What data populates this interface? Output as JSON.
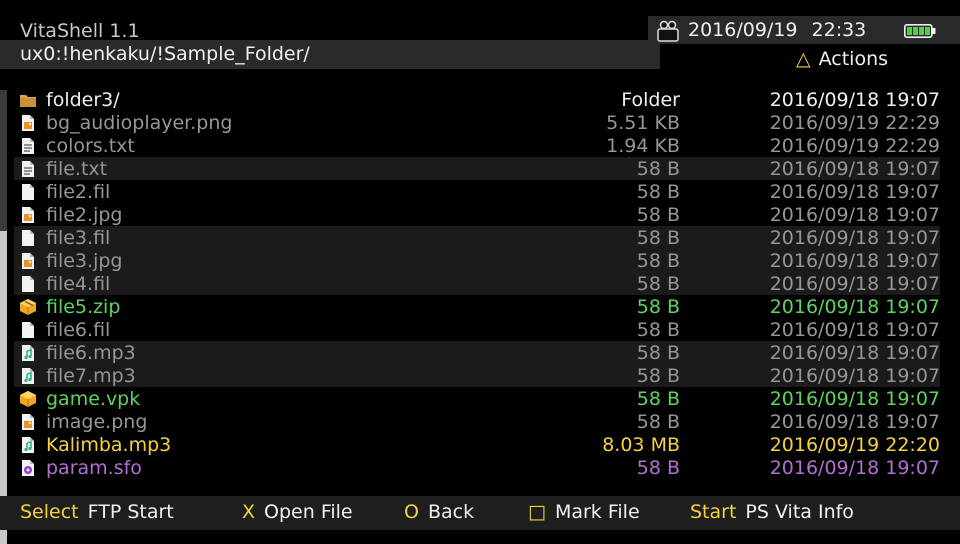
{
  "app": {
    "title": "VitaShell 1.1"
  },
  "path": "ux0:!henkaku/!Sample_Folder/",
  "status": {
    "date": "2016/09/19",
    "time": "22:33",
    "battery_level": 1.0,
    "actions_button": "△",
    "actions_label": "Actions"
  },
  "colors": {
    "default": "#969696",
    "folder": "#f0f0f0",
    "archive": "#5fd35f",
    "playing": "#f5d23a",
    "sfo": "#b070d0"
  },
  "files": [
    {
      "name": "folder3/",
      "size": "Folder",
      "date": "2016/09/18 19:07",
      "icon": "folder-icon",
      "kind": "folder",
      "alt": false
    },
    {
      "name": "bg_audioplayer.png",
      "size": "5.51 KB",
      "date": "2016/09/19 22:29",
      "icon": "image-file-icon",
      "kind": "default",
      "alt": false
    },
    {
      "name": "colors.txt",
      "size": "1.94 KB",
      "date": "2016/09/19 22:29",
      "icon": "text-file-icon",
      "kind": "default",
      "alt": false
    },
    {
      "name": "file.txt",
      "size": "58 B",
      "date": "2016/09/18 19:07",
      "icon": "text-file-icon",
      "kind": "default",
      "alt": true
    },
    {
      "name": "file2.fil",
      "size": "58 B",
      "date": "2016/09/18 19:07",
      "icon": "file-icon",
      "kind": "default",
      "alt": false
    },
    {
      "name": "file2.jpg",
      "size": "58 B",
      "date": "2016/09/18 19:07",
      "icon": "image-file-icon",
      "kind": "default",
      "alt": false
    },
    {
      "name": "file3.fil",
      "size": "58 B",
      "date": "2016/09/18 19:07",
      "icon": "file-icon",
      "kind": "default",
      "alt": true
    },
    {
      "name": "file3.jpg",
      "size": "58 B",
      "date": "2016/09/18 19:07",
      "icon": "image-file-icon",
      "kind": "default",
      "alt": true
    },
    {
      "name": "file4.fil",
      "size": "58 B",
      "date": "2016/09/18 19:07",
      "icon": "file-icon",
      "kind": "default",
      "alt": true
    },
    {
      "name": "file5.zip",
      "size": "58 B",
      "date": "2016/09/18 19:07",
      "icon": "archive-icon",
      "kind": "archive",
      "alt": false
    },
    {
      "name": "file6.fil",
      "size": "58 B",
      "date": "2016/09/18 19:07",
      "icon": "file-icon",
      "kind": "default",
      "alt": false
    },
    {
      "name": "file6.mp3",
      "size": "58 B",
      "date": "2016/09/18 19:07",
      "icon": "audio-file-icon",
      "kind": "default",
      "alt": true
    },
    {
      "name": "file7.mp3",
      "size": "58 B",
      "date": "2016/09/18 19:07",
      "icon": "audio-file-icon",
      "kind": "default",
      "alt": true
    },
    {
      "name": "game.vpk",
      "size": "58 B",
      "date": "2016/09/18 19:07",
      "icon": "package-icon",
      "kind": "archive",
      "alt": false
    },
    {
      "name": "image.png",
      "size": "58 B",
      "date": "2016/09/18 19:07",
      "icon": "image-file-icon",
      "kind": "default",
      "alt": false
    },
    {
      "name": "Kalimba.mp3",
      "size": "8.03 MB",
      "date": "2016/09/19 22:20",
      "icon": "audio-file-icon",
      "kind": "playing",
      "alt": false
    },
    {
      "name": "param.sfo",
      "size": "58 B",
      "date": "2016/09/18 19:07",
      "icon": "sfo-file-icon",
      "kind": "sfo",
      "alt": false
    }
  ],
  "footer": {
    "hints": [
      {
        "button": "Select",
        "label": "FTP Start"
      },
      {
        "button": "X",
        "label": "Open File"
      },
      {
        "button": "O",
        "label": "Back"
      },
      {
        "button": "□",
        "label": "Mark File"
      },
      {
        "button": "Start",
        "label": "PS Vita Info"
      }
    ]
  }
}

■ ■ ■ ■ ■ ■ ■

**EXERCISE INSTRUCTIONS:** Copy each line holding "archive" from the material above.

**ANSWER:**
    "archive": "#5fd35f",
      "icon": "archive-icon",
      "kind": "archive",
      "kind": "archive",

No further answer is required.